At the climax of the song, Donghyun burns a small red car figurine, symbolizing the red car that he drove in at the beginning of the MV. Here, there’s an interesting visual dichotomy between water and fire that the MV plays with. The video before the fire is shot with light and blue tones, and there are scenes where Minwoo washes his hands while Hyunseong shows off his upper body in the shower (something that has become expected in Boyfriend’s MVs these days). After the fire, the sunsets and the sky turns deep red. This accompanies the shift in the lyrics itself: most of the song is about how much he regrets his past actions that led to his breakup, but in the shift in visual tone comes a shift in lyrical tone as well. The end of the song is about how they now work and hope for only the girl’s happiness.
But aside from this imagery, there’s not a lot going on in the MV in terms of plot or symbolism. But what this video lacks in plot, it more than makes up for in style.
Image is the big surprise in this MV.The outfits are mature and not distracting, but flashy and fashionable enough to remind you that this is still K-pop. Even set design and props were well thought-out. Nothing looked cheap or artificial, and everything had a stone or wood texture to it rather than the plastic or metal that is so common in the glitzy world of K-pop.
The MV’s cinematography is gorgeous, with sweeping vistas of the Bangkok skyline behind the group as they belt out the chorus on a rooftop. You know that this is a true K-pop ballad MV when you have the members standing on the roof of some tall building, staring off at different points in the sky — just like U-Kiss in “0330”, Block B in “Be the Light”, and countless more. Starship has always delivered quality MVs, but it’s clear they mean business here.

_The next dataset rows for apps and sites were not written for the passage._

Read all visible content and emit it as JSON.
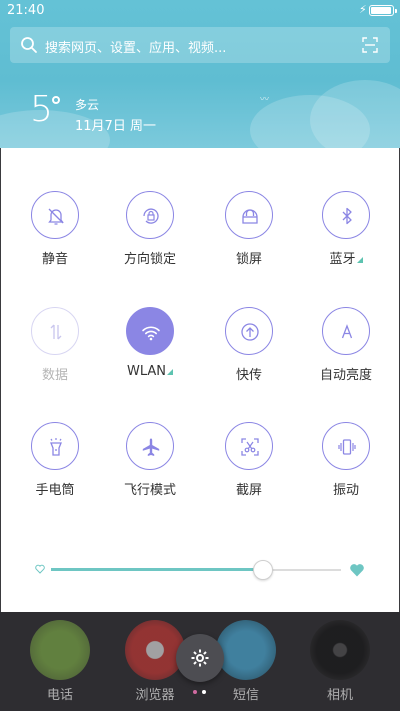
{
  "status_bar": {
    "time": "21:40",
    "battery_level": 0.95
  },
  "search": {
    "placeholder": "搜索网页、设置、应用、视频..."
  },
  "weather": {
    "temperature": "5",
    "condition": "多云",
    "date": "11月7日 周一"
  },
  "toggles": [
    {
      "label": "静音",
      "icon": "bell-off-icon",
      "state": "off"
    },
    {
      "label": "方向锁定",
      "icon": "rotation-lock-icon",
      "state": "off"
    },
    {
      "label": "锁屏",
      "icon": "lock-icon",
      "state": "off"
    },
    {
      "label": "蓝牙",
      "icon": "bluetooth-icon",
      "state": "off",
      "has_more": true
    },
    {
      "label": "数据",
      "icon": "mobile-data-icon",
      "state": "disabled"
    },
    {
      "label": "WLAN",
      "icon": "wifi-icon",
      "state": "on",
      "has_more": true
    },
    {
      "label": "快传",
      "icon": "quick-transfer-icon",
      "state": "off"
    },
    {
      "label": "自动亮度",
      "icon": "auto-brightness-icon",
      "state": "off"
    },
    {
      "label": "手电筒",
      "icon": "flashlight-icon",
      "state": "off"
    },
    {
      "label": "飞行模式",
      "icon": "airplane-icon",
      "state": "off"
    },
    {
      "label": "截屏",
      "icon": "screenshot-icon",
      "state": "off"
    },
    {
      "label": "振动",
      "icon": "vibrate-icon",
      "state": "off"
    }
  ],
  "brightness": {
    "value": 0.73
  },
  "dock": {
    "apps": [
      {
        "label": "电话",
        "icon": "phone-icon",
        "color": "#8bc34a"
      },
      {
        "label": "浏览器",
        "icon": "browser-icon",
        "color": "#e53935"
      },
      {
        "label": "短信",
        "icon": "messages-icon",
        "color": "#29b6f6"
      },
      {
        "label": "相机",
        "icon": "camera-icon",
        "color": "#111111"
      }
    ],
    "page_indicator": {
      "count": 2,
      "current": 2
    }
  },
  "colors": {
    "accent": "#8b86e4",
    "sky": "#62c0d5",
    "brightness_fill": "#6ec6c3",
    "more_marker": "#5dc3b0"
  }
}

The boys acting was also a nice surprise. A couple members are a bit stiff and melodramatic; Jeongmin’s acting was a pleasant surprise; even if he’s not my bias, he caught my eye in this MV. Some other members were too heavy-handed in conveying emotion, but his melancholic distress was portrayed really believably. He’s even surrounded by bottles of alcohol, a risky move that shows that Starship is pretty serious about pushing this mature image.
The lyrics itself has are moving, even if they’re pretty standard. The boys sing about their breakup with the girl and are lamenting the fact that the reason that they broke up was that he was not good enough for her. As mentioned earlier, the song ends with Boyfriend hoping only for the best for her, as they sing in the final chorus:
When I slowly started seeing ahead, you became a dot and disappeared
Please be happy now, let me do this for you, please
The members’ voices blend beautifully during the chorus, and each member’s solo verse is also performed well. There is a slight hiccup during the bridge when Donghyun seems to be pushing his voice just a bit too high, but overall the song was pulled off impressively for Boyfriend. The sound is evocative of 2AM’s familiar power ballads like “Can’t Let You Go Even If I Die” and really proves that Boyfriend has come a long way and is now capable of handling a strong vocal ballad. (Rap in a ballad is a bit unorthodox, but Minwoo manages to make the rap break natural and keeps with the slower pace of the song. Kwangmin’s rap leaves more to be desired, but this sadly isn’t new news for a Boyfriend song.)
Overall, the MV is gorgeous in style and imagery, if not too original with plot or storyline. The song itself is beautifully written and performed, even if, again, the lyrics are not particularly groundbreaking. But the video’s main attraction is the sheer contrast between the Boyfriend of today and the group that debuted over two years ago. Even if the MV and song are nothing too special, it shows that Boyfriend is capable of producing a quality ballad and aren’t just pretty faces dancing in skinny jeans.